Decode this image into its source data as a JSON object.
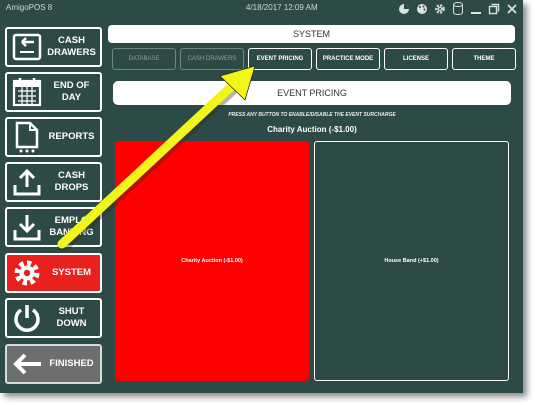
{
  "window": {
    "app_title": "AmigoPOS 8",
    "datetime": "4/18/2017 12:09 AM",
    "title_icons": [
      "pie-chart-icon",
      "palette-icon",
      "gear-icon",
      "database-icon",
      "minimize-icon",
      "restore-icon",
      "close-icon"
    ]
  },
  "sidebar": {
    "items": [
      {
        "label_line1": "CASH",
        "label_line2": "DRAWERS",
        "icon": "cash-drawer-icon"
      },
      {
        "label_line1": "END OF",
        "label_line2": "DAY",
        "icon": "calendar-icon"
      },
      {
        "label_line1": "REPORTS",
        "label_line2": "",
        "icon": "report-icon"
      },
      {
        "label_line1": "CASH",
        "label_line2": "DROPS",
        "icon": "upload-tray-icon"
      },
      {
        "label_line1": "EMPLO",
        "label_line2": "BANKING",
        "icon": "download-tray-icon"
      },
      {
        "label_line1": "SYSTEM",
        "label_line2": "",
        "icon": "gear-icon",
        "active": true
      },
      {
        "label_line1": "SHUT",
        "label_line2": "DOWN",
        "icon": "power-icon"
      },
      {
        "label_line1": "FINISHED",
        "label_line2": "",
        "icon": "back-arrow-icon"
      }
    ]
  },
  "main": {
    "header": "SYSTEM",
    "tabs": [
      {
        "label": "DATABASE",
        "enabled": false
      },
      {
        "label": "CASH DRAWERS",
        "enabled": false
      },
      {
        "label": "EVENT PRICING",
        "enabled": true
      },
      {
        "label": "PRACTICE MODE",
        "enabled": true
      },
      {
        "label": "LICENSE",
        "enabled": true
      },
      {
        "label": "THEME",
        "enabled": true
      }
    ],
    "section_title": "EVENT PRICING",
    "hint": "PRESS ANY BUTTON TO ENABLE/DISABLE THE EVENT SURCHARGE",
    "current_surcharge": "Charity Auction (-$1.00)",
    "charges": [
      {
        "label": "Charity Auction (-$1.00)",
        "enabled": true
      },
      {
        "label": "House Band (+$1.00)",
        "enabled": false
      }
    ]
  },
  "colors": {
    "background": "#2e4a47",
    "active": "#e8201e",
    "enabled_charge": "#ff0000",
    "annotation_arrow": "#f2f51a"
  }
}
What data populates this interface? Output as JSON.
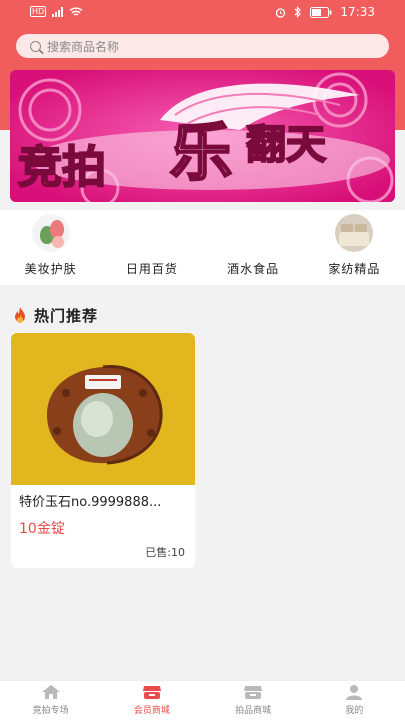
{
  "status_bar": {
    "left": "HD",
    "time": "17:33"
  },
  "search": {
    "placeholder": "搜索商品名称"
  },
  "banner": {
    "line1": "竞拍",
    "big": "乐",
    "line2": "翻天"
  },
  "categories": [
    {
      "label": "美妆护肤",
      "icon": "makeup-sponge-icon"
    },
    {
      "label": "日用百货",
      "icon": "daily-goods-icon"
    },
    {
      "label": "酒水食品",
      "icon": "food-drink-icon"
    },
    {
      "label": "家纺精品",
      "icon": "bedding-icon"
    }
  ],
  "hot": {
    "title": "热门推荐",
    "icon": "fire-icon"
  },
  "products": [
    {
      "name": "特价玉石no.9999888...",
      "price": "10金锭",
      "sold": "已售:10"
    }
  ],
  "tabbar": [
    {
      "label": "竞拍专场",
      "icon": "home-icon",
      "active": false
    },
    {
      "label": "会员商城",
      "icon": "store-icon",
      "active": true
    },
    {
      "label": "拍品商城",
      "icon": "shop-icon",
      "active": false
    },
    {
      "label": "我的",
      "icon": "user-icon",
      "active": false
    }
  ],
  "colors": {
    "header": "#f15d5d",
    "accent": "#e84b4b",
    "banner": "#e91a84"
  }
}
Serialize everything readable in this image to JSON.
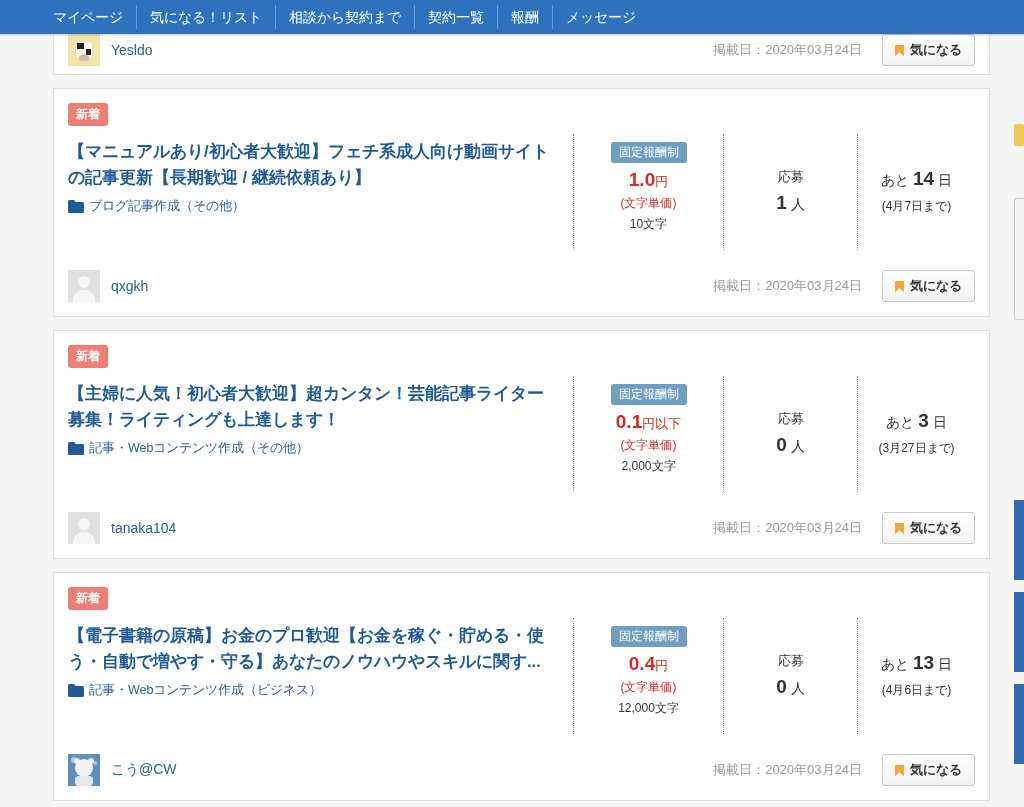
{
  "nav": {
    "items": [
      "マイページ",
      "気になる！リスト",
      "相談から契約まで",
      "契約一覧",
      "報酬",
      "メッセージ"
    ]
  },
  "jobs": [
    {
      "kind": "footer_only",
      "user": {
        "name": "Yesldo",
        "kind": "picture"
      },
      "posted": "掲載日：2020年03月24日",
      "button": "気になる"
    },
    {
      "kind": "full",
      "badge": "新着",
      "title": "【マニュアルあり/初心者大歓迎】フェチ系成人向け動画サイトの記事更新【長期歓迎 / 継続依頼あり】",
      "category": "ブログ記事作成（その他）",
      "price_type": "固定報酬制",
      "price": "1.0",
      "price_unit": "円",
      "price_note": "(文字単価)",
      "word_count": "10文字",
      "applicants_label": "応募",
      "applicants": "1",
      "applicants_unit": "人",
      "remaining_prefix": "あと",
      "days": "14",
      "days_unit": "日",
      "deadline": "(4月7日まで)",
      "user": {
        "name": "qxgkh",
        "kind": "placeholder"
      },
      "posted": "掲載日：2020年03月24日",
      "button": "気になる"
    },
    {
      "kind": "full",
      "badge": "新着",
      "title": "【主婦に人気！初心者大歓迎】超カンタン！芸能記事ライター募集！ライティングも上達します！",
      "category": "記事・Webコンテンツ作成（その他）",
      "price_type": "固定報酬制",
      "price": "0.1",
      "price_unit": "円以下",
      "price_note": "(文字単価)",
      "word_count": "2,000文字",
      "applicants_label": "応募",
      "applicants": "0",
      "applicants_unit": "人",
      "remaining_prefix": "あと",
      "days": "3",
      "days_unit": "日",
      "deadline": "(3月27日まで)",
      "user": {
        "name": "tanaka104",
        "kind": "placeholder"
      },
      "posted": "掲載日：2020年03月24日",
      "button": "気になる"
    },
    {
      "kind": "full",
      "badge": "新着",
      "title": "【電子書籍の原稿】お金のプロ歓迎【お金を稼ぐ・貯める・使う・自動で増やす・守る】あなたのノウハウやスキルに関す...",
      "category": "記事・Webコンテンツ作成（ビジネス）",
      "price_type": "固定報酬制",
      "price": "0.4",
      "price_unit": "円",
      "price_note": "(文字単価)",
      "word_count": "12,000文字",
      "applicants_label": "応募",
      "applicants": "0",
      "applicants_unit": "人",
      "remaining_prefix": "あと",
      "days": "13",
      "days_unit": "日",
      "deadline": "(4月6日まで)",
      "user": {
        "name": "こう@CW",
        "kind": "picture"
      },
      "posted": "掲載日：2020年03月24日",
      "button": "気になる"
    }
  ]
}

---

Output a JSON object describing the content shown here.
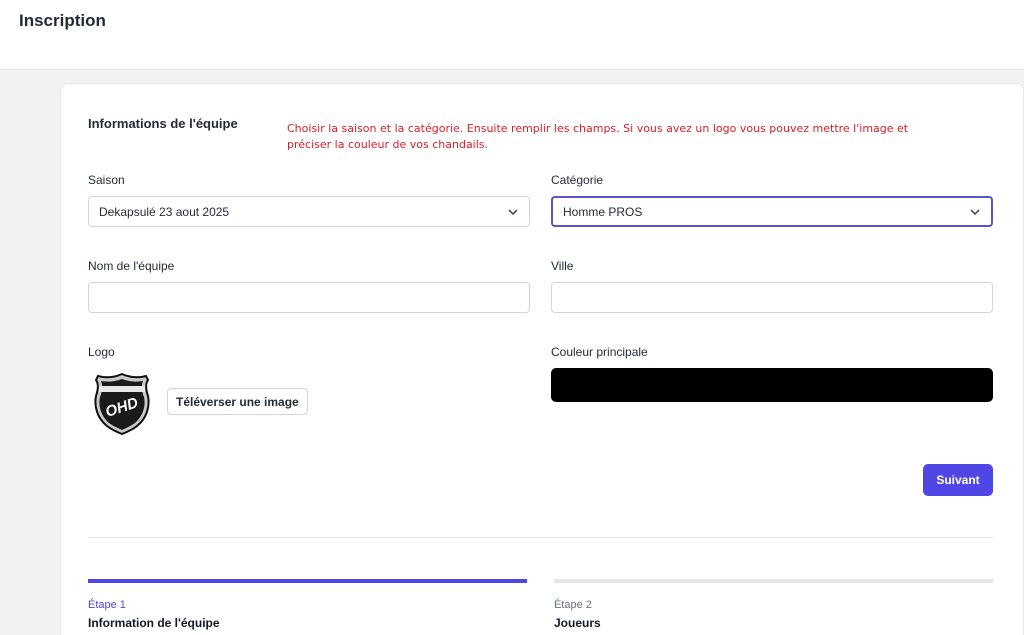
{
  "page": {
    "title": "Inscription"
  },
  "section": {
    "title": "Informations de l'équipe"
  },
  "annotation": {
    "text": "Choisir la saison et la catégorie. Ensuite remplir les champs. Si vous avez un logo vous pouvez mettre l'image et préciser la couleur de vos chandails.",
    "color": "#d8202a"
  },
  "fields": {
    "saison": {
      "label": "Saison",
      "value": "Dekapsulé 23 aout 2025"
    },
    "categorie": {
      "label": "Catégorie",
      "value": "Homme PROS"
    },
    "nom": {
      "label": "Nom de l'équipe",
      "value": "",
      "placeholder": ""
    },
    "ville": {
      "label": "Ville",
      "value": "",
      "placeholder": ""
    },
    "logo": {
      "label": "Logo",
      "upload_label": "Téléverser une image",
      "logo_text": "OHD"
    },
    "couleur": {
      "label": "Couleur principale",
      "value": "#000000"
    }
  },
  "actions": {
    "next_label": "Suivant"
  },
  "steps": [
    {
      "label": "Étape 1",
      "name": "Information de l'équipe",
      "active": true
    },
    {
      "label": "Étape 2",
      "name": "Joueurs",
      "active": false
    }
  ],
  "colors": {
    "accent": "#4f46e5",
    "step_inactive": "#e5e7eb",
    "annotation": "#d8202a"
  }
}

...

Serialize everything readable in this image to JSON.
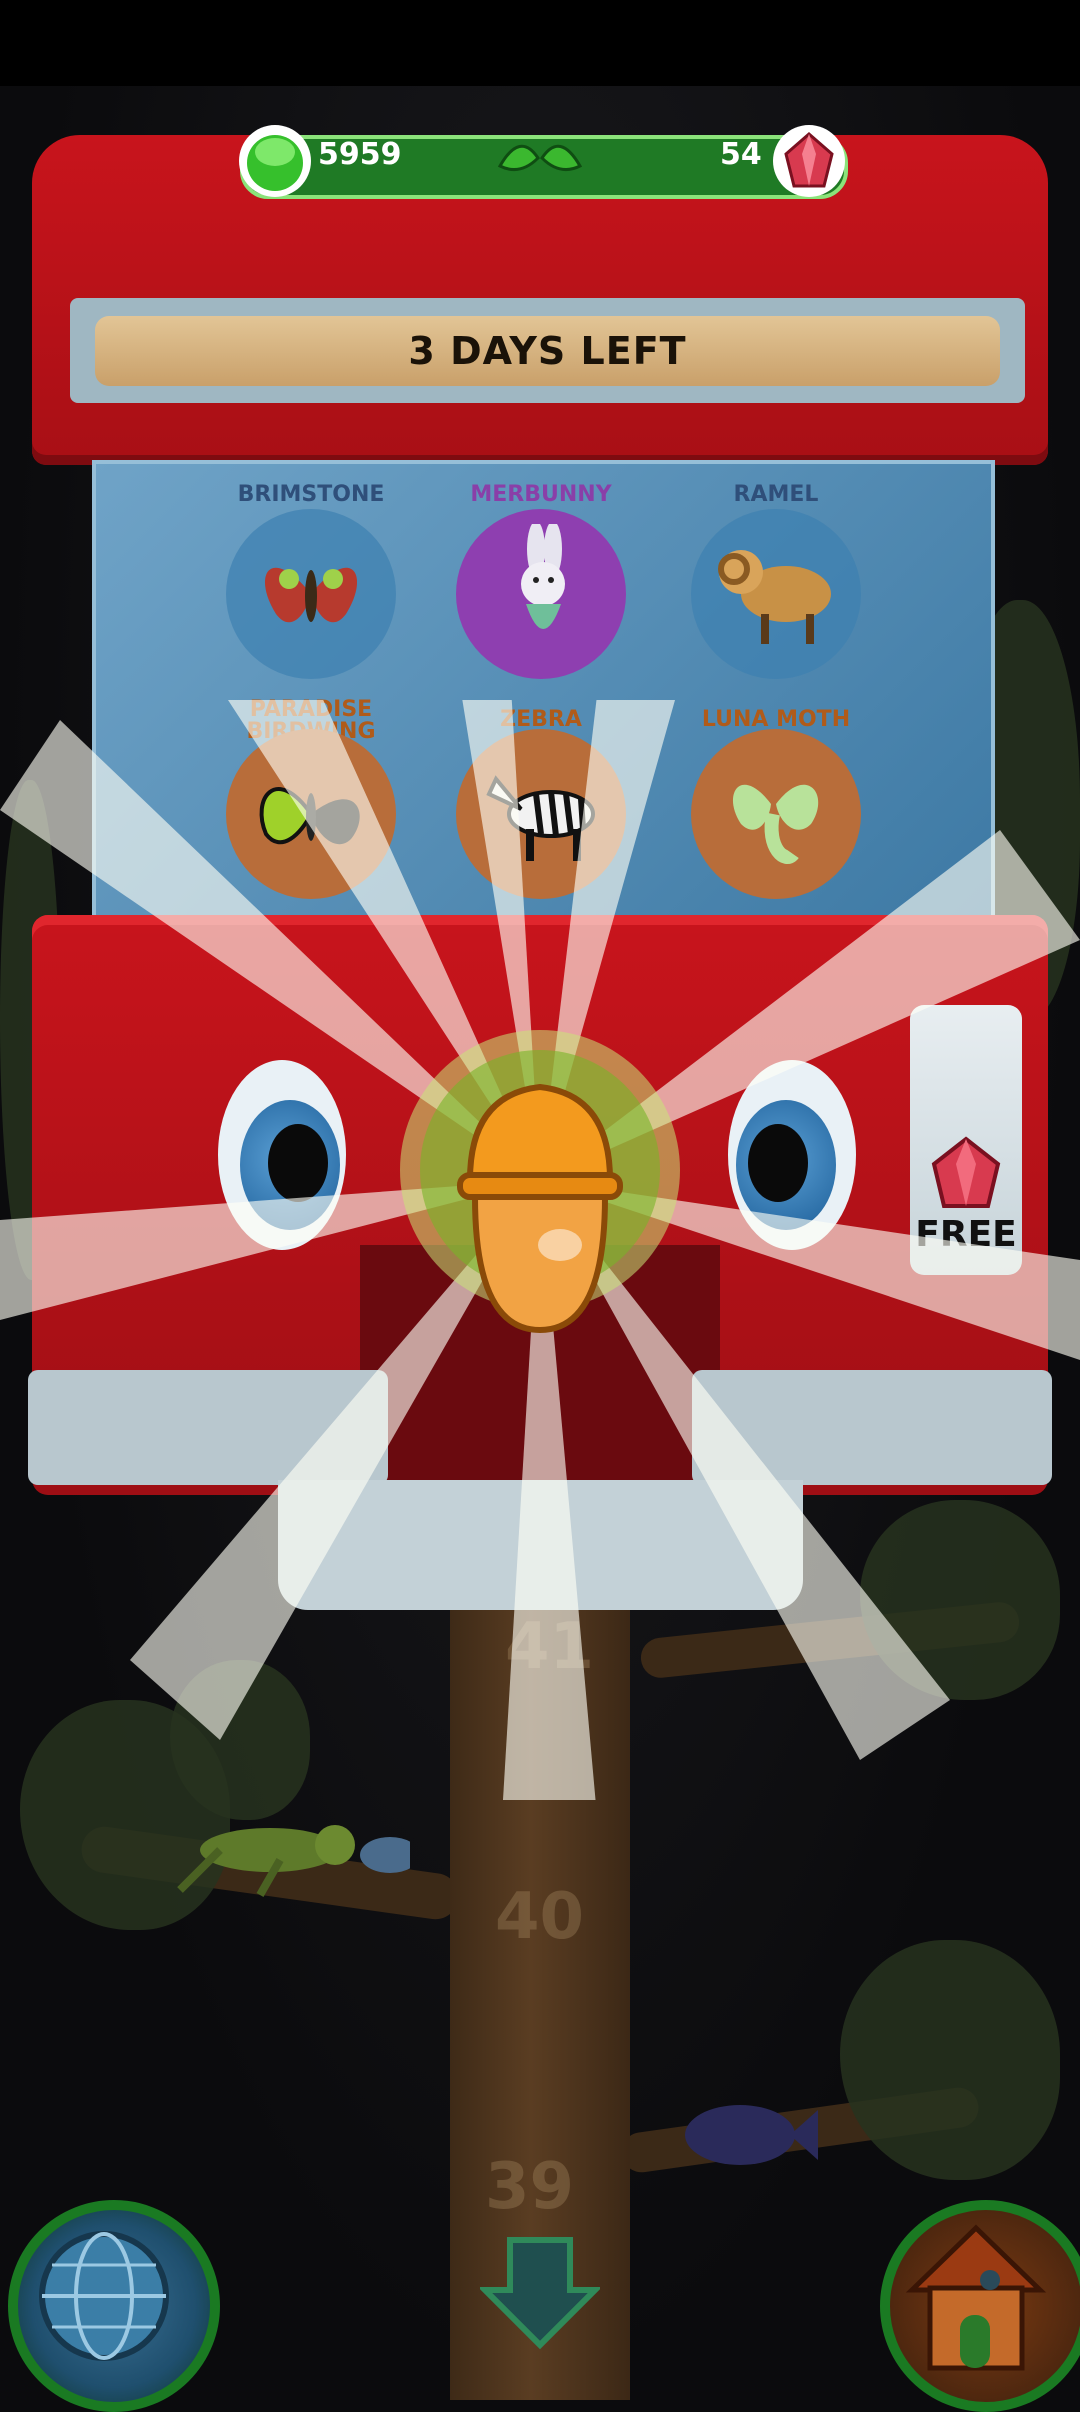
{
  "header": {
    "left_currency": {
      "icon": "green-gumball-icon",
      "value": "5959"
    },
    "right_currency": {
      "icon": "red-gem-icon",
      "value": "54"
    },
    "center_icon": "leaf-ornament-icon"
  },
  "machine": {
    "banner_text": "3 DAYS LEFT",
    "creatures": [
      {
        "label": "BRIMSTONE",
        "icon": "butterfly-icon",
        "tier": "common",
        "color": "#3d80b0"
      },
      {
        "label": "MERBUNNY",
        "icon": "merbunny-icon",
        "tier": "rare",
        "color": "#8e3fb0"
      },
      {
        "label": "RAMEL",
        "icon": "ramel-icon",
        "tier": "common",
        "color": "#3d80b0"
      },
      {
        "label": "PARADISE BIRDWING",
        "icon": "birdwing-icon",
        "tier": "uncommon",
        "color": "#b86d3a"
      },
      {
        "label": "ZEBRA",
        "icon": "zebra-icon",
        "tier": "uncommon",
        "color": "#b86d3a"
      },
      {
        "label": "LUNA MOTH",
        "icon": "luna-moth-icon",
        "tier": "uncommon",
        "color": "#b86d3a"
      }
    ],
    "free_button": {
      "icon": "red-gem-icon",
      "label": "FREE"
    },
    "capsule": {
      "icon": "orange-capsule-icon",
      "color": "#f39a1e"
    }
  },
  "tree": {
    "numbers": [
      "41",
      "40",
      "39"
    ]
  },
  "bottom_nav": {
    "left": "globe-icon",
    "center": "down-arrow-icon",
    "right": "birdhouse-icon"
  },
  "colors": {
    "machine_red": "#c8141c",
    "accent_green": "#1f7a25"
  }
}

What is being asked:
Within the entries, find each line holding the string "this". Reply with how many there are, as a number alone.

Exercise output:
4